Cricket umpire John McIntear raised over £12,000 to buy a powered wheelchair after he was diagnosed with terminal cancer to enable him to continue participating in his beloved sport. We spoke to him to find out more about his campaign and his love for cricket. Read on for more.
Motability Scheme customer John McIntear, 62, refuses to let a terminal cancer diagnosis stop him enjoying his beloved cricket. When John could no longer play the game he loves due to a shoulder injury a number of years ago he became an umpire. Then when John was diagnosed with terminal cancer in June 2018 he decided he would carry on umpiring using a powered wheelchair. So far as he’s aware no one else umpires cricket from a powered wheelchair.
“I could have walked round the boundary for the rest of my life but I wanted to be in the centre of things,” says John.
John raised £12,500 to buy the wheelchair. The remaining £8,500 was raised from his GoFundMe campaign, some of it coming from the Royal British Legion as John formerly served in the Royal Navy. The rest of the money was raised via local publicity in press and radio. It took just over six months to raise what he needed thanks to his inspiring campaign which caught the imagination of everyone who saw it.
“I’d seen individuals using powered wheelchairs and that’s what made me think I could use one to umpire. I thought, what stops me doing that? And nobody ever said to me, ‘You can’t do that!’ So I set about raising the money,” says John.
John has a Wheelchair Accessible Vehicle through the Motability Scheme. Motability, the Charity, donated £4,000 to cover all the adaptations needed for his Ford Independence Wheelchair Access Vehicle. This covered the cost of putting in a ramp and two electronic steps on the driver’s and passenger side. “The person at the Motability Scheme that I dealt with throughout my campaign was absolutely fantastic. I’ve never met such an empathetic person in my life. She was so switched on,” says John
John © Photo by the Shropshire Star
With five people in his household—made up of three children, his wife, and himself—he gets plenty use from his Scheme vehicle which is roomy enough to carry his buggy too so he can go shopping on his own.
“Obviously it was a huge shock when I was diagnosed with cancer, not just for me but my whole family. I have lot of friends within the local cricket community here in Shropshire and they all supported my determination to carry on with cricket,” says John. “I am unable to stand for long periods of time but mentally I am still able to manage a cricket match. So utilising my skills to umpire made complete sense. It was just a case of working out a way for me to do it.”
For more customer stories on how the Scheme helps reinstate freedom and independence, watch Barbara’s story about how she was able to pursue her career goals.
Thanks to the Invictus Games for former service people who’ve suffered often horrendous injuries while serving their country we’re used to seeing disabled sportspeople. There’s also of course the Paralympics. But, as John says, nearly all the officials we see are able bodied.
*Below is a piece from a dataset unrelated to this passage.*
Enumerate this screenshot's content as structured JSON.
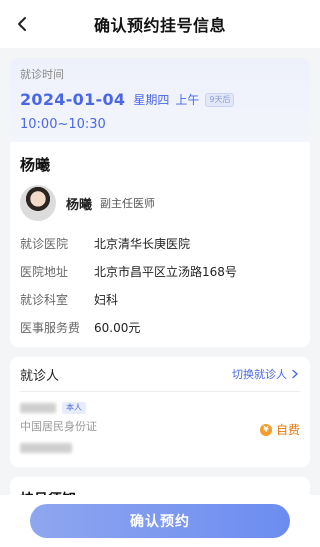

“People don’t think of having disabled officials too. It’s always assumed a referee or umpire is not going to be disabled,” he adds. “But there is absolutely no reason why you can’t continue your love of the game from a powered wheelchair.”
And in fact it’s quite hard to get officials for recreational sport so John is helping to fill a gap. For no cricket game can be played without an umpire.
John, who is a member of the Association of Cricket Officials, is also part of a movement to try to encourage more people from all age groups, genders and abilities to become officials. “Umpires and scorers are part of your team when you go out onto the field. I want to see more people given the opportunity to go out and umpire whatever their ability. For me this is another incentive to take it forward,” says John.
John, a Panel Umpire for the Shropshire County Cricket League, has previously umpired games for the Shropshire County Disabled Cricket Club. When he began his investigations into umpiring from a powered wheelchair the disability cricket coordinator for Shropshire invited John to continue umpiring in disability matches. In addition, John has umpired Shropshire County Cricket Youth Matches and taken part over many years at the Shrewsbury Schools Cricket Festival.
Due to his illness John had to retire in November 2018 from his job as an enforcement officer with the National Prisons and Probation Service. But he’s remained active.
“In June 2018 following diagnosis I was given only 18 months to live. But you can’t let this catch up on you. I’ve just finished immune therapy which is hopefully holding the growth of the cancer,” says John.
He adds: “This project is of paramount importance not just to me but to the cricketing and sporting world as it will prove a point. If you can’t play your sport, trying officiating instead. I want to inspire and encourage people who are disabled to go out and follow their dream. It doesn’t have to be cricket. The technology is there for whatever sport or recreational activity you enjoy.”
John will be umpiring next Thursday 17th September at 5PM at Worfield Cricket Club, Shropshire.
© Photos by the Shropshire Star